The ‘stuff’ of language: how should archaeology inform language origins studies?
Cory Marie Stade
Centre for the Archaeology of Human Origins, University of Southampton
[Call for Papers - deadline: 30 November 2017]
This workshop invites both archaeologists interested in how language evolved, and evolutionary linguists interested in the material culture of early humans. Its goal is to establish the importance of archaeology to language evolution studies, and to articulate what information it does, or can, provide to the field of language evolution. This will culminate in a joint paper to be submitted to the Journal of Language Evolution, to which attendees will be invited to contribute. In a series of short presentations, researchers will share their archaeological research which they feel has potential to inform questions concerning the origins of language. Discussions will follow where workshop attendees can consider how to investigate or further articulate those implications, including collaboration with evolutionary linguists. The workshop is designed as a networking platform to bring together people from both fields, and to encourage cross-disciplinary discussion and the sharing of fresh research.

 

Self-domestication and language evolution
Constantina Theofanopoulou1, 2, 3
1 Section of General Linguistics, Universitat de Barcelona;  2 Universitat de Barcelona Institute for Complex Systems; 3 Laboratory of Neurogenetics of Language, Rockefeller University
It has long been thought that the kind of social interaction modern humans display should have been a key feature in the evolution of language. At the same time, our increased prosociality has independently been hypothesized to be very similar to the one we witness in domesticated species, and recent findings coming from paleoarchaeology and paleogenomics to genetics and animal behavior still lend more support to this idea.
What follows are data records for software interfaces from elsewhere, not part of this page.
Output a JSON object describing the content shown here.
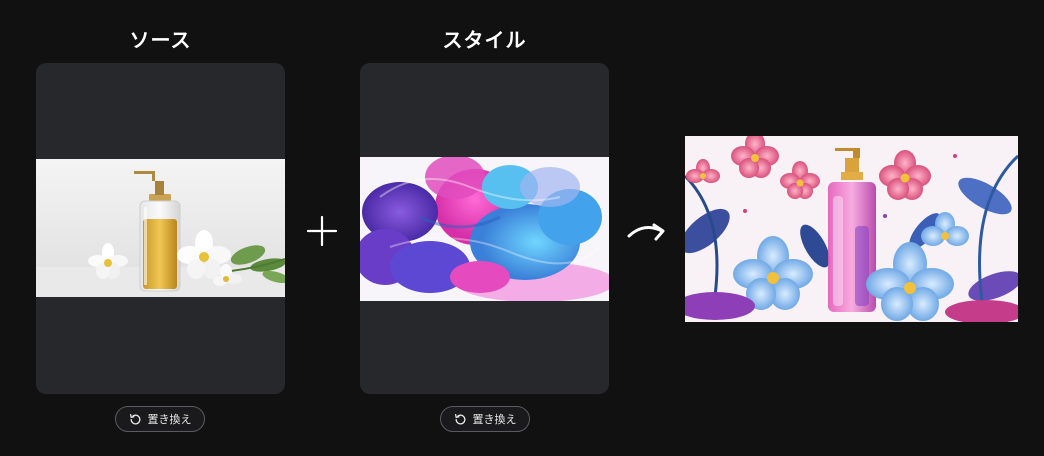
{
  "source": {
    "title": "ソース",
    "replace_label": "置き換え"
  },
  "style": {
    "title": "スタイル",
    "replace_label": "置き換え"
  },
  "icons": {
    "replace": "rotate-ccw-icon",
    "plus": "plus-icon",
    "arrow": "curved-arrow-right-icon"
  },
  "colors": {
    "background": "#111112",
    "card": "#27282c",
    "button_border": "#5a5b60"
  }
}
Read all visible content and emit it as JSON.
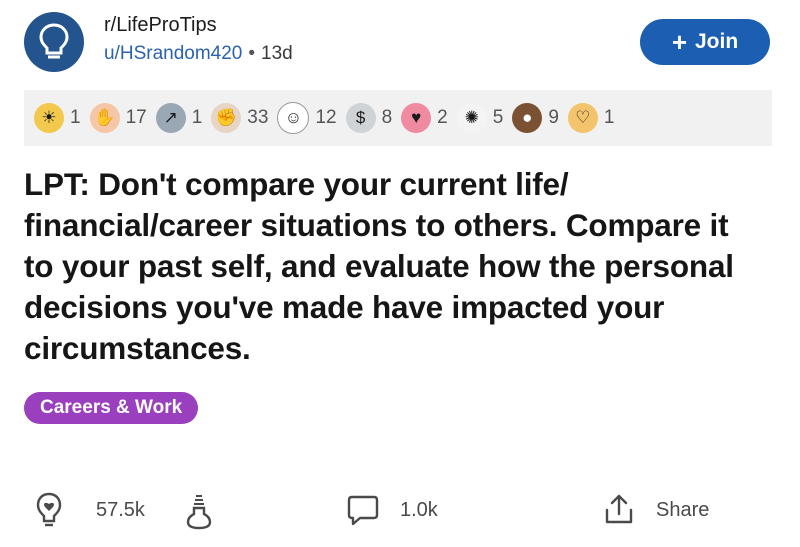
{
  "post": {
    "subreddit": "r/LifeProTips",
    "author": "u/HSrandom420",
    "separator": "•",
    "age": "13d",
    "join_label": "Join",
    "title": "LPT: Don't compare your current life/ financial/career situations to others. Compare it to your past self, and evaluate how the personal decisions you've made have impacted your circumstances.",
    "flair": "Careers & Work",
    "score": "57.5k",
    "comments": "1.0k",
    "share_label": "Share"
  },
  "awards": [
    {
      "icon": "gold-award-icon",
      "count": "1",
      "color": "#f2c94c"
    },
    {
      "icon": "helpful-hand-award-icon",
      "count": "17",
      "color": "#f6c7a6"
    },
    {
      "icon": "stonks-rising-award-icon",
      "count": "1",
      "color": "#9aa7b5"
    },
    {
      "icon": "hugz-award-icon",
      "count": "33",
      "color": "#e6d5c2"
    },
    {
      "icon": "wholesome-award-icon",
      "count": "12",
      "color": "#ffffff"
    },
    {
      "icon": "money-jar-award-icon",
      "count": "8",
      "color": "#cfd3d6"
    },
    {
      "icon": "heart-eyes-award-icon",
      "count": "2",
      "color": "#ef8aa0"
    },
    {
      "icon": "dance-award-icon",
      "count": "5",
      "color": "#f4f4f4"
    },
    {
      "icon": "bear-award-icon",
      "count": "9",
      "color": "#7a5233"
    },
    {
      "icon": "heart-face-award-icon",
      "count": "1",
      "color": "#f3c46b"
    }
  ],
  "colors": {
    "subreddit_icon_bg": "#24548e",
    "join_bg": "#1c5fb2",
    "flair_bg": "#9a3fbd",
    "author_link": "#2a62b0"
  }
}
The aim of this workshop is to bring together scientists studying the topic of (self-)domestication from different perspectives and trigger an interdisciplinary dialogue with (self-)domestication and language as an axis. For this to be accomplished, this workshop will host scientists working on topics ranging from animal behavior to genetics and (paleo-)genomics.

 

Artificial Grammar Learning: implications of domain, modality and species differences.
Elisabetta Versace1, Michelle Spierings2
1 Center for Mind/Brain Sciences, University of Trento (Italy); 2 Department of Cognitive Biology, University of Vienna (Austria)
Detecting regularities in the world allows individuals to make sense of the countless inputs they are exposed to, and to generalize to new contexts and stimuli. This poses interesting parallels between the processing of linguistic and non-linguistic stimuli. The Artificial Grammar Learning approach has spiked research in this area on a wide range of abilities, developmental stages and species from acoustic modality in neonates and songbirds to visual pattern generalization in domestic chicks. In this workshop, we will discuss the recent developments and advancements in the field of Artificial Grammar Learning and its implication for the study of language. By bringing together researchers from many different disciplines, we present an interactive, interdisciplinary workshop that will pave the way for future collaborations and renewing work on the learning abilities across the animal kingdom.

 

 

In addition to the 16th April workshops, a number of unofficial satellite events will be held 15 April 2018, at the Faculty of Languages NCU (Collegium Humanisticum, Bojarskiego 1, Torun), including a special thematic session of the Human Behavior and Evolution Society.